[Opening Data provided section]

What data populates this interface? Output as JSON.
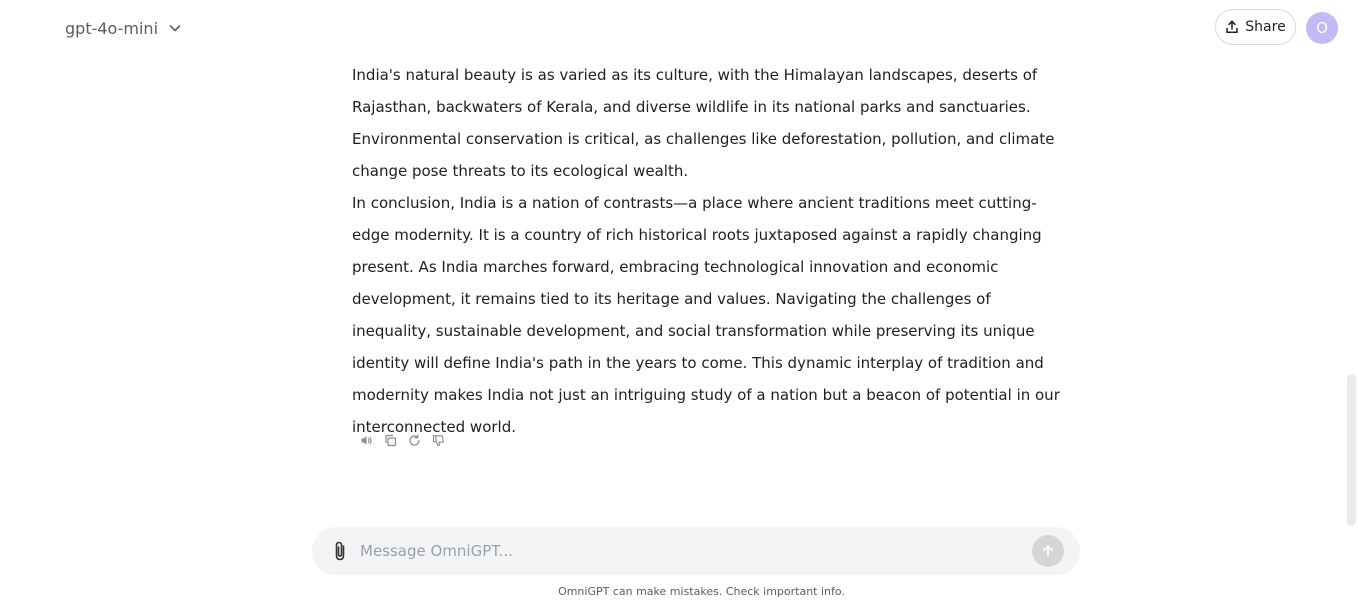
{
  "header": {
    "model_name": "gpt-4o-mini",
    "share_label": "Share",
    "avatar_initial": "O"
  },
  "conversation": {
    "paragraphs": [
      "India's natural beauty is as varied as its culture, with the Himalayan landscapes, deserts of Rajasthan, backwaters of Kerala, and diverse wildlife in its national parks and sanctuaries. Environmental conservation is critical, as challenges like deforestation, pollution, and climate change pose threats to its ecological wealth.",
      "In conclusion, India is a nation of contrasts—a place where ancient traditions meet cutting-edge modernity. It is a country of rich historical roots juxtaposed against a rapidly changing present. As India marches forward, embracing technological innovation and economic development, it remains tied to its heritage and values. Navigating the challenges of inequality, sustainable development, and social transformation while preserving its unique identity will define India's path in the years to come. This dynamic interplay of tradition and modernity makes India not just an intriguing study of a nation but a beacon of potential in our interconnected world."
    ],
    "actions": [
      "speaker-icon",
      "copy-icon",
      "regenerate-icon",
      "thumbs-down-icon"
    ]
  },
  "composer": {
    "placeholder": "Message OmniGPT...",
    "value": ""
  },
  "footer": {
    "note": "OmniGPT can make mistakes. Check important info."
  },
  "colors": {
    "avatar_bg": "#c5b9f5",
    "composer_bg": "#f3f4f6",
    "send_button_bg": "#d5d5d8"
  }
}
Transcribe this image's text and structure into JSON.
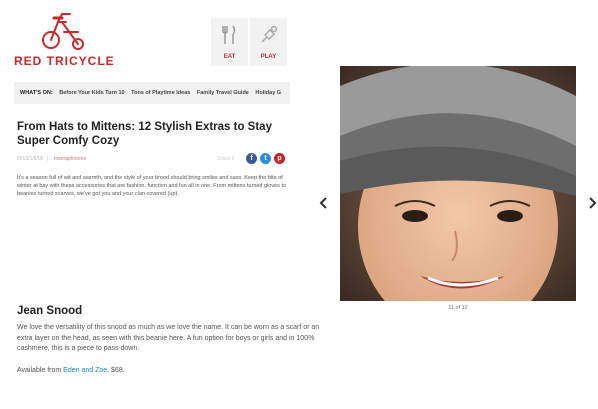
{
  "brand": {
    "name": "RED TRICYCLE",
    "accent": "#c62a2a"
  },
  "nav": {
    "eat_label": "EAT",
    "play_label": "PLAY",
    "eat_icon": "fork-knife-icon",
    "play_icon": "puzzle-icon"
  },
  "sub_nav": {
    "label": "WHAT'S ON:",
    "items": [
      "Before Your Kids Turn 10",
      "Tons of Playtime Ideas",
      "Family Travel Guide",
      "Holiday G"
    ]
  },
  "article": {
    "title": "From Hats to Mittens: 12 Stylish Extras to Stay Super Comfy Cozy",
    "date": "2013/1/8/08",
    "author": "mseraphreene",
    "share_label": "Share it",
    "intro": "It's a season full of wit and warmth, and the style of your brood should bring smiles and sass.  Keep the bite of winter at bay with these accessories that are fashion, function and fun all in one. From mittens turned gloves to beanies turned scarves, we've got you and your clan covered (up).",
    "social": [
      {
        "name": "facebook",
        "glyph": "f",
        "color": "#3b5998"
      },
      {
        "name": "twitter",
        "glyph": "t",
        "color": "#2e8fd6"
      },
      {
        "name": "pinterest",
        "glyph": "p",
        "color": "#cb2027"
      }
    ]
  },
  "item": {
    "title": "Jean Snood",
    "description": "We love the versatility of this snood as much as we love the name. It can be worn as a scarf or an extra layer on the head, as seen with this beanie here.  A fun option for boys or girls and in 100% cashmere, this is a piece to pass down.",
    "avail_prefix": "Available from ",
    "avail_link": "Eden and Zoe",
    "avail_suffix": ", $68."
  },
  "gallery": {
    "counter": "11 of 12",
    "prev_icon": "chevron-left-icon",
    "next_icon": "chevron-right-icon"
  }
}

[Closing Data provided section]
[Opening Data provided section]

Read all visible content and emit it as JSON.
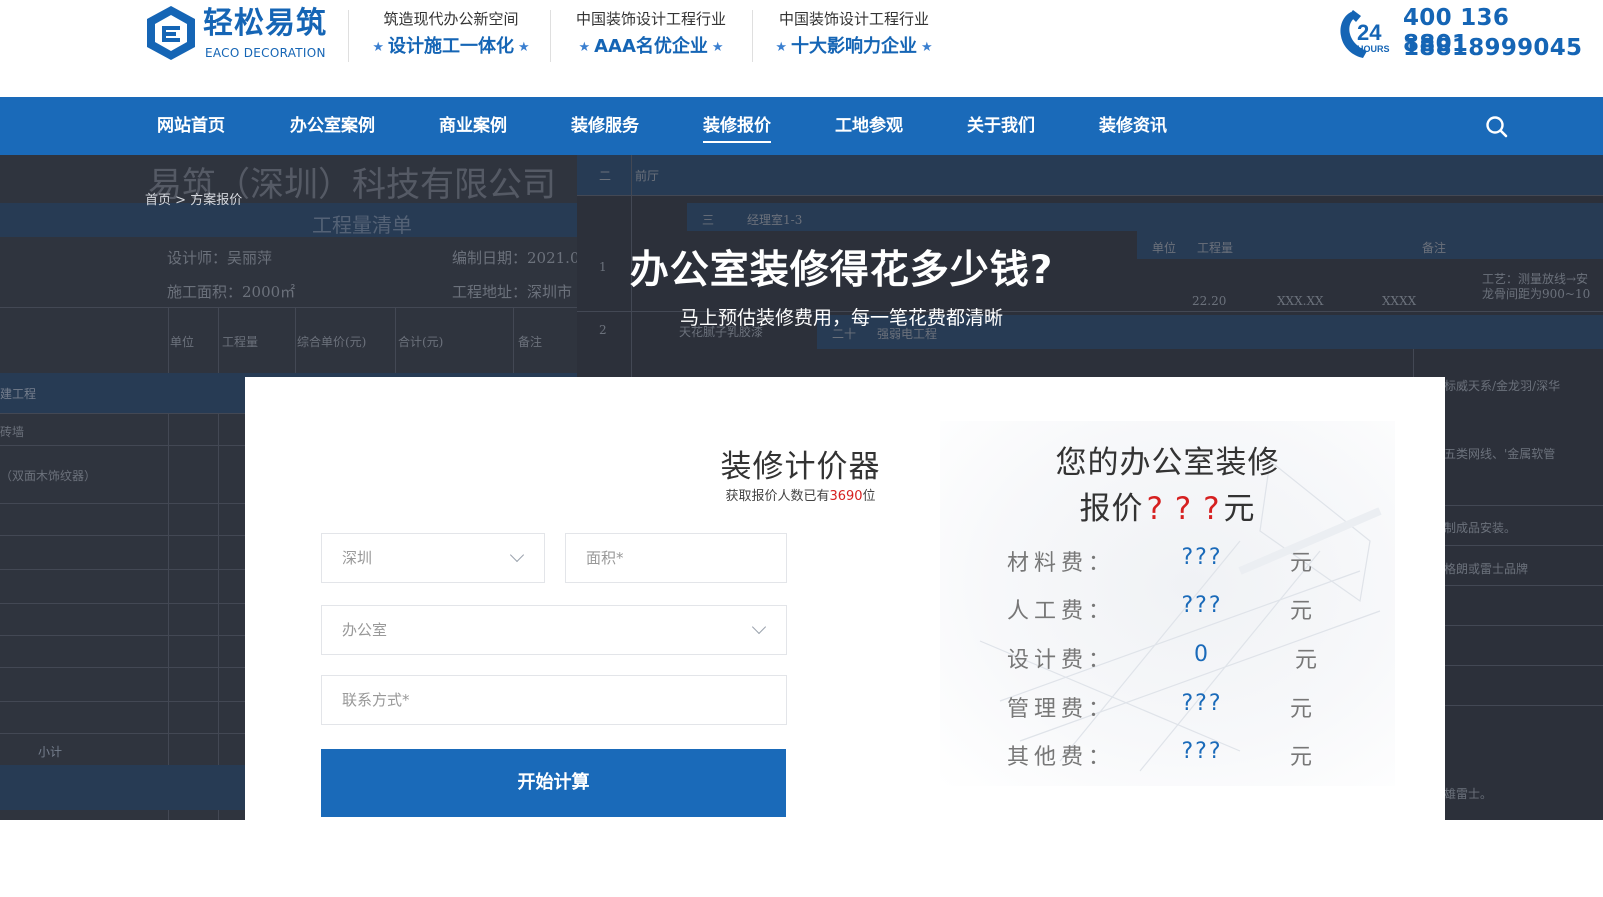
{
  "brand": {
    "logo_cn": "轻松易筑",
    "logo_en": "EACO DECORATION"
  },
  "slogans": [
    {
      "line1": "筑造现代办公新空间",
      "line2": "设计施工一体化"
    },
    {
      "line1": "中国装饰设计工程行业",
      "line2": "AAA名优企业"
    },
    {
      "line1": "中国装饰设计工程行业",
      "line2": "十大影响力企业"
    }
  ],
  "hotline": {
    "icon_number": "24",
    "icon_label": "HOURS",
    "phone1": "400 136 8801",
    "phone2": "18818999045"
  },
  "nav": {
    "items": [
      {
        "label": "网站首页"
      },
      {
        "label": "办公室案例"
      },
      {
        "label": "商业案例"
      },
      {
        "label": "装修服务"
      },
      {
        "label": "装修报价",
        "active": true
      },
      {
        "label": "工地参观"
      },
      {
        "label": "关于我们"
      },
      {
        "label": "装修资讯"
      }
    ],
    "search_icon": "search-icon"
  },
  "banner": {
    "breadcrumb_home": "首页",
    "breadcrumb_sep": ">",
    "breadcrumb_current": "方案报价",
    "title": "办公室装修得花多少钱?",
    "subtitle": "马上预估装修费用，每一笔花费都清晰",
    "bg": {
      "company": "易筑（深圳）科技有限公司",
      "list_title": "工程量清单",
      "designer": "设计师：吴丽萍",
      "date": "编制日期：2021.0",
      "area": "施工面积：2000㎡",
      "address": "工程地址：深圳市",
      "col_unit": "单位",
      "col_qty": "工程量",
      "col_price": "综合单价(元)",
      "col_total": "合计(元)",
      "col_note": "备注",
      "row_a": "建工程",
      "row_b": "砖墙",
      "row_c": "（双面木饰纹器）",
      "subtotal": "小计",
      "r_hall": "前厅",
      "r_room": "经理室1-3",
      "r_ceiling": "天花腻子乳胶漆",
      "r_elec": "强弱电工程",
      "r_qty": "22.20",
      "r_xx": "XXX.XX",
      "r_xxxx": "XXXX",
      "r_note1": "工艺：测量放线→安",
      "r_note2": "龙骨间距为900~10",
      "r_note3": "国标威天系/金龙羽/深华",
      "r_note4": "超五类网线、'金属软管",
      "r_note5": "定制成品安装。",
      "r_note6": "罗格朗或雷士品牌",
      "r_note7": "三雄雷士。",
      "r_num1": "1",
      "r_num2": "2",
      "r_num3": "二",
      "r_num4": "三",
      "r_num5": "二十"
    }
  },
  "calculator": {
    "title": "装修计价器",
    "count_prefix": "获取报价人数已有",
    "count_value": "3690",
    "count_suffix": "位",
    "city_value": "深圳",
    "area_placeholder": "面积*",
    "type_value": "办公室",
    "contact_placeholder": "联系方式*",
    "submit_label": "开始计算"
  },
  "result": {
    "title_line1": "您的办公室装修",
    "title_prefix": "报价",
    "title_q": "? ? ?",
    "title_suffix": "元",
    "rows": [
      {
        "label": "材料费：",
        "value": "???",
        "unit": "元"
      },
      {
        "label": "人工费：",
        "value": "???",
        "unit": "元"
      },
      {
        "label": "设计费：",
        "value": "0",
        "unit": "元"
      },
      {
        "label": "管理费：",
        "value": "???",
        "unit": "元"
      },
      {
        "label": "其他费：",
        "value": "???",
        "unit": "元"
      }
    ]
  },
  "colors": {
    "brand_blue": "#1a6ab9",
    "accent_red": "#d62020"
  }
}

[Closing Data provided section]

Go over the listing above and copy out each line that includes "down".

      "thumbs-down-icon"
    "description": "We love the versatility of this snood as much as we love the name. It can be worn as a scarf or an extra layer on the head, as seen with this beanie here.  A fun option for boys or girls and in 100% cashmere, this is a piece to pass down.",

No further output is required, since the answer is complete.